Some of Parnell's contributions technically originate from the Club for Growth's Political Action Committee, but he isn't required to label that as PAC money on his Federal Elections Commission's disclosures because the contributions are coming directly from individuals.
Yet Parnell has boasted that he hasn't received PAC money as a way to separate himself from his Republican opponents in Tuesday's primary election.
In an Aug. 5 KTUU Channel 2 News debate, Young called the Club for Growth one of the most "extreme groups in Washington." The group is staunchly economically conservative and favors reducing the size of government.
In an interview Tuesday with Alaska Dispatch, Parnell disputed Young's assertions. He said that what really hurts Alaska is "Young's response to special interests that give to him by putting earmarks and funding in bills like Coconut Road and gaming in Michigan."
In the KTUU debate, Parnell, who has criticized Young for his mastership of the earmark, was asked to name three examples of earmarks requested by Young that he considers unworthy for Alaska. Parnell declined to answer the question. He did the same again on Tuesday.
"There's nothing that I'm prepared to name at this point," Parnell said. "I'm not going to do that. It's not individual earmarks, it's the whole system that needs to be reformed."

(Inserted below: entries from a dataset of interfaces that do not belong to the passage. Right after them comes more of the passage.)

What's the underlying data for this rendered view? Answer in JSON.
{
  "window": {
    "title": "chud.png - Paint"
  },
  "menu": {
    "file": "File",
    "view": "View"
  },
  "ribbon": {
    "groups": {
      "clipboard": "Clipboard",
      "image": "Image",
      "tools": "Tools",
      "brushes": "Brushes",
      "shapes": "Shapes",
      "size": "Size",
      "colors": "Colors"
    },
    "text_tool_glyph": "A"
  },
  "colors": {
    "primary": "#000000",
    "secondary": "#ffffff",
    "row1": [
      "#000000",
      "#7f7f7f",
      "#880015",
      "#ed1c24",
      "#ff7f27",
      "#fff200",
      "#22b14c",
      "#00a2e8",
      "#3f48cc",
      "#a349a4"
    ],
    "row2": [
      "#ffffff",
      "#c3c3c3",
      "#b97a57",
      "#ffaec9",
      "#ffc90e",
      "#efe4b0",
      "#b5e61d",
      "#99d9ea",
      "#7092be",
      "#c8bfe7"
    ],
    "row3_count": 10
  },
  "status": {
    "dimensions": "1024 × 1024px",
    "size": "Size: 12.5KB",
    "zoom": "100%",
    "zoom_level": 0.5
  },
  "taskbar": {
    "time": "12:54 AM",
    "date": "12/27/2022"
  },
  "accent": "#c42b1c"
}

Parnell also said that donations coming from the Club for Growth shouldn't be labeled as PAC money because the contributions are coming from individuals who choose freely to donate to his campaign, rather than a group making the decision on which politician the money is spent.
Alaska Dispatch talked to five people living out of state who have donated to Parnell through the Club for Growth and would fall under his definition of individual donors. Two hung up when asked about Parnell. The other three didn't know who he was running against, let alone recall Parnell's name.
"We researched the issues," said Jane Beneke, of Dallas, who made a $200 donation to Parnell a few weeks ago. When asked what issues she supported and who exactly she was supporting, Beneke replied, "I get a lot of stuff. I can't remember off hand."
Norma Ellis, who lives in Fort Worth, Texas, gave $1,000 to Parnell last month. "I just sent the checks. They [Club for Growth] decides how to spend the money."
She recognized U.S. Sen. Ted Stevens's name, but when asked about Young, Ellis said, "I don't know anything about Don Young. Is he in trouble too?"